Disruptive influences drive efficiency in business continuity planning
Wed 2 Dec 2015 | Nick Ewing
It may seem incongruous to welcome the fact that the technology underlying business continuity provision is being disrupted, because after all, the whole point of a good BC plan is to mitigate any disruption to business operations.
Nevertheless, the emergence of new virtualised appliances is having a classically disruptive effect on BC planning, providing levels of resilience and speed of recovery at such cost-effective rates that businesses of all sizes can now plan to withstand the sort of events that would hitherto have impaired their operation for days, weeks or even permanently.
“Disruption”, one of the buzz words of the moment, is often misused to the point where it has become synonymous with any product or service considered to have an attractive selling point, if only by those engaged in selling it.
As originally coined, the term “disruptive” refers to a technology that offers a new way of solving an established problem and which by virtue of being either significantly cheaper, easier to use or more widely available than the existing technology replaces it, causing general realignment of the business or industry in which it operates.
Depending on the size and importance of one’s organisation, disaster recovery and business continuity have meant different things to different people. For truly critical operations such as banking or financial trading, BC plans have typically involved massive expenditure on everything from wholesale duplication of servers and storage systems to instantly configurable alternative premises into which staff can be moved immediately to carry on as normal. They also involve detailed plans, frequently rehearsed, for how to deploy such facilities should they be needed.
For many SMEs a BC plan can mean as little as taking regular backups of important data to disk or tape and storing them either in a fire proof safe or off site. Such backup routines are built into the operational efficiency of any well run organisation, usually in the hope that they will never actually be needed.
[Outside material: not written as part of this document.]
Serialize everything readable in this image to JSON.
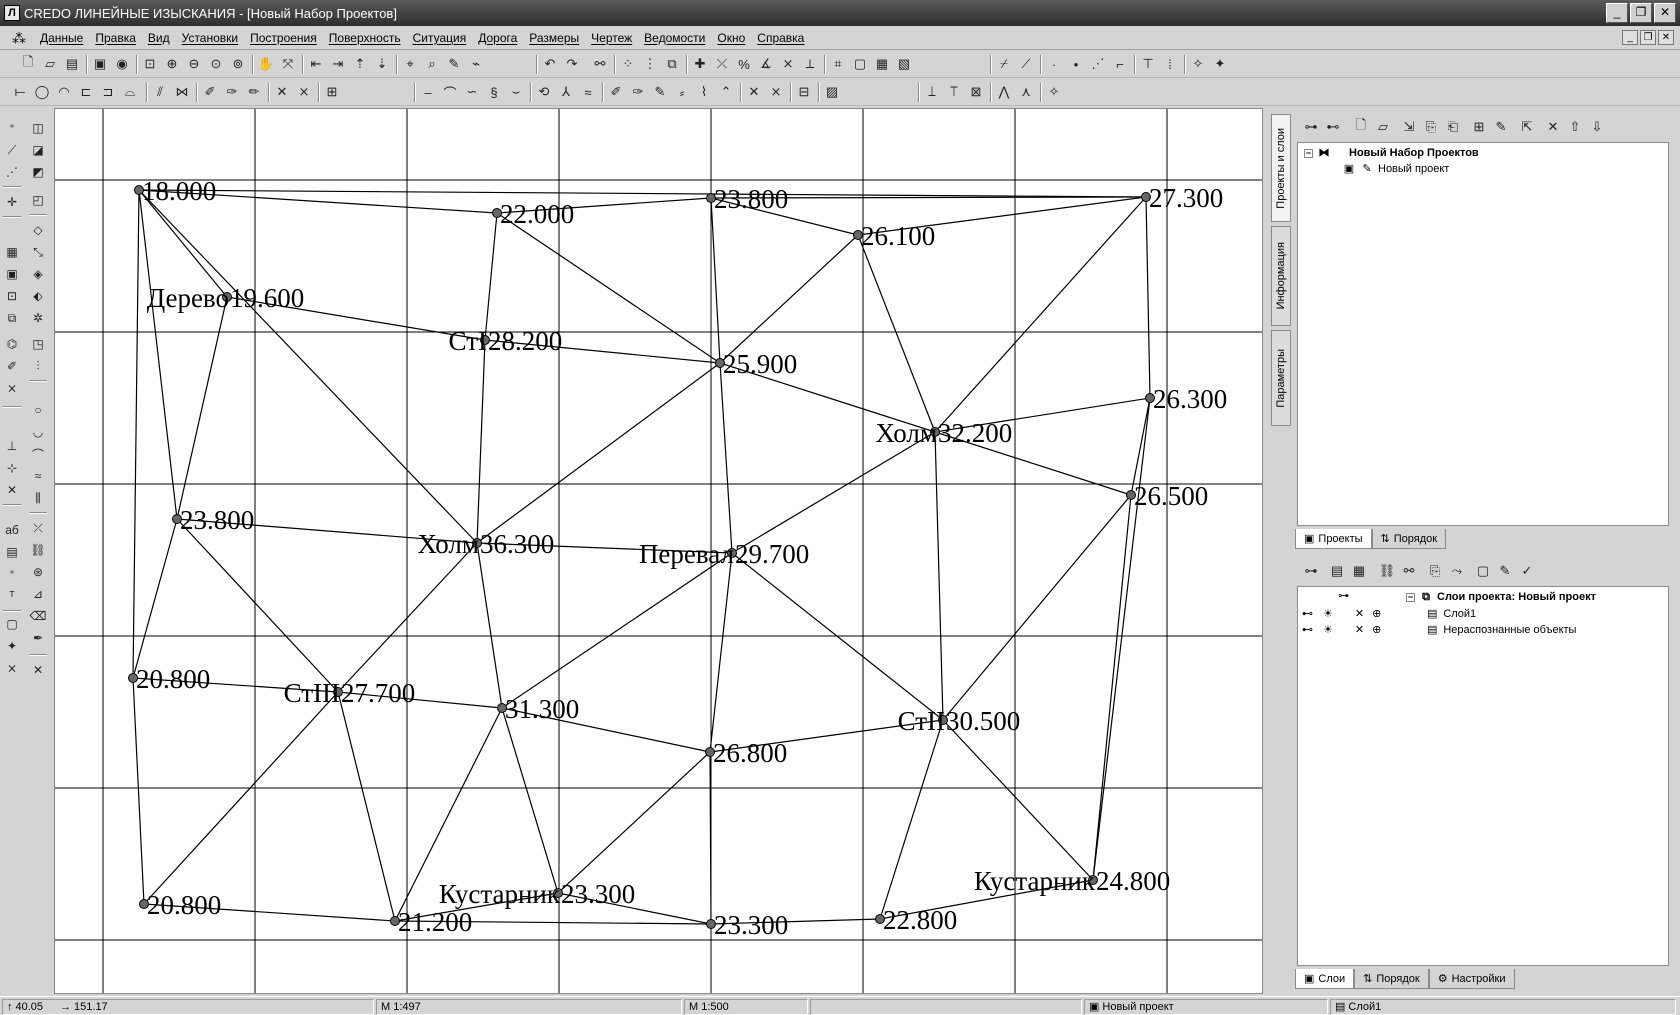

If and when disaster does strike, the critical factor is the speed with which normal service can be restored. Hitherto, the sort of near instantaneous restoration of systems and business processes that large financial organisations are required to have in place is a luxury that only the largest and wealthiest can afford. Many smaller companies, even those with remote or cloud-based IT facilities operate to service level agreements (SLAs) which require full restoration of systems in a matter of days.
In cases where customers can be tolerant of a business whose operations have been temporarily impaired by an unfortunate event such SLAs are acceptable. But what if a competitor, subjected to a similar misfortune, is able to carry on as if nothing bad has ever happened? How efficient does your operation look then?
By way of example, we have been able to demonstrate that a 2Tbyte system, currently operating under an SLA with a four day recovery window can be recovered to full effectiveness for half the cost in a time scale between 4 and 40mins!
Too good to be true? Doubtless many will want to think so, certainly the providers of traditional business continuity services but also those among their customers who have signed off on such SLAs, sincere in the belief that they were the best and most cost-effective available.
Only they are not, any more. Such high levels of resilience and speed of recovery are now available to a much broader range of organisations, bringing with them the promise of businesses that can function at peak efficiency in the most trying of circumstances.
Thanks to disruption, “24*7 operation” is achievable by organisations of any size, whatever catastrophe may try to disrupt them!